Emmanuel Macron was accused of “cronyism” on Sunday over a controversial decision to allow his budget minister to assume a second post as mayor of a northern French city.
It was the latest blow to the unpopular centrist president since his party lost its absolute majority in parliament when 17 of its MPs defected to a new Left-leaning group last week.
Mr Macron has granted his protégé, Gérald Darmanin, an exemption to an unwritten rule that ministers may not hold another public office simultaneously, breaking an election promise by the president that members of his government would not hold second jobs.
A 2014 law banned French MPs from holding lucrative mayoral posts but it does not apply to ministers, who are not MPs in France. However, for the past two decades successive governments have generally observed a tacit ban on the practice, with few exceptions.
Mr Darmanin, 37, won the first round of the mayoral election in Tourcoing outright in March, making a runoff vote unnecessary. His victory was confirmed by a city council decision on Saturday. However, opposition parties challenged the legitimacy of the election given the record low turnout of only about a quarter of voters, days before France imposed its coronavirus lockdown.
Mr Darmanin, a conservative who has played a key role in Mr Macron’s pro-business economic reforms, said the president had granted him special permission “to hold both posts for a time and in view of the exceptional circumstances” of the coronavirus crisis. He said he would donate his mayor’s salary to the Society for the Protection of Animals.
Valérie Pécresse, the influential conservative president of the Paris region, said: “I really don’t see how you can be budget minister at a time of crisis and mayor of a city with a population of 100,000 at the same time.”
Rémi Meurin, a far-Right Tourcoing councillor, accused Mr Macron of “flagrant cronyism” aimed at enlarging his party’s slender grassroots support base. “This means he will be a part-time minister and a part-time mayor.”
After Mr Macron’s surprise ascent to the presidency in 2017, he was credited with redrawing the political landscape, obliterating traditional political divisions to include Right- and Left-wingers in his government.
But his party, La République En Marche (LREM), has haemorrhaged Left-wing support amid protests and strikes over his economic reforms.
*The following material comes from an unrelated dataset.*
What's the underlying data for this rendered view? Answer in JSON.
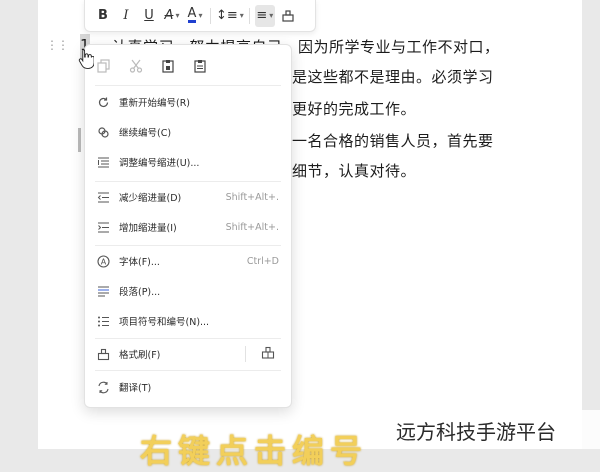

The president’s approval rating is now 39 per cent, according to a poll published on Sunday.